:: RECORDS PROVIDED ::
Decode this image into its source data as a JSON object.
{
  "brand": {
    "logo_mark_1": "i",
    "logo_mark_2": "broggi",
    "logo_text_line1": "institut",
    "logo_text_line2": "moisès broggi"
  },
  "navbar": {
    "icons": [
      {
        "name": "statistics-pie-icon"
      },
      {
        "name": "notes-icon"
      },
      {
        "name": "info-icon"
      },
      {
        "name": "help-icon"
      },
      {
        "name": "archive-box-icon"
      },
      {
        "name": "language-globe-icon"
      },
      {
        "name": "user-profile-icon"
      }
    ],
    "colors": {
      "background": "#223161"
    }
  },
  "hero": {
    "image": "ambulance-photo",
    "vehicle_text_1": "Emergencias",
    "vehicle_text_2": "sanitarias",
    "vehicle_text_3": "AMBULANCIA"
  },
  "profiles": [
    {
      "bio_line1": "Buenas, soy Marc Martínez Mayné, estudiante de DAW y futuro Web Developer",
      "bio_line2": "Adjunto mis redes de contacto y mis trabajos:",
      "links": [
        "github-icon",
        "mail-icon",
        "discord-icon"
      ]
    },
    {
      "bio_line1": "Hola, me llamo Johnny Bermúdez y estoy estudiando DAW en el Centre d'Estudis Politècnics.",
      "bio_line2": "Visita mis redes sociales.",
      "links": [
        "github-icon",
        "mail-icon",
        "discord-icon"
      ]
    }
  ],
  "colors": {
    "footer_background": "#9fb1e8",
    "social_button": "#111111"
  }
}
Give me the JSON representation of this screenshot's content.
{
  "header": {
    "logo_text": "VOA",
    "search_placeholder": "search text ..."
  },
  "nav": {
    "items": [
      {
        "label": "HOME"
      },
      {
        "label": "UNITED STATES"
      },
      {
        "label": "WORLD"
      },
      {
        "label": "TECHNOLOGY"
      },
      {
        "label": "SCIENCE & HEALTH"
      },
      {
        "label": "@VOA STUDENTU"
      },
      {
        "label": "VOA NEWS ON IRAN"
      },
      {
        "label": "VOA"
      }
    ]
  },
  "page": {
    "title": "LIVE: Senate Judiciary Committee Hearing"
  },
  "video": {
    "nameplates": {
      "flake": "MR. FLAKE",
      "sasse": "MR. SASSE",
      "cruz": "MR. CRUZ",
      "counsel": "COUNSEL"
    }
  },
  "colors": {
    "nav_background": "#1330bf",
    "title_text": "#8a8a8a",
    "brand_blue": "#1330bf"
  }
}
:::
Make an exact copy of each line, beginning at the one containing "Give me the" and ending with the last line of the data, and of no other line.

Give me the JSON representation of this screenshot's content.
{
  "header": {
    "logo_text": "VOA",
    "search_placeholder": "search text ..."
  },
  "nav": {
    "items": [
      {
        "label": "HOME"
      },
      {
        "label": "UNITED STATES"
      },
      {
        "label": "WORLD"
      },
      {
        "label": "TECHNOLOGY"
      },
      {
        "label": "SCIENCE & HEALTH"
      },
      {
        "label": "@VOA STUDENTU"
      },
      {
        "label": "VOA NEWS ON IRAN"
      },
      {
        "label": "VOA"
      }
    ]
  },
  "page": {
    "title": "LIVE: Senate Judiciary Committee Hearing"
  },
  "video": {
    "nameplates": {
      "flake": "MR. FLAKE",
      "sasse": "MR. SASSE",
      "cruz": "MR. CRUZ",
      "counsel": "COUNSEL"
    }
  },
  "colors": {
    "nav_background": "#1330bf",
    "title_text": "#8a8a8a",
    "brand_blue": "#1330bf"
  }
}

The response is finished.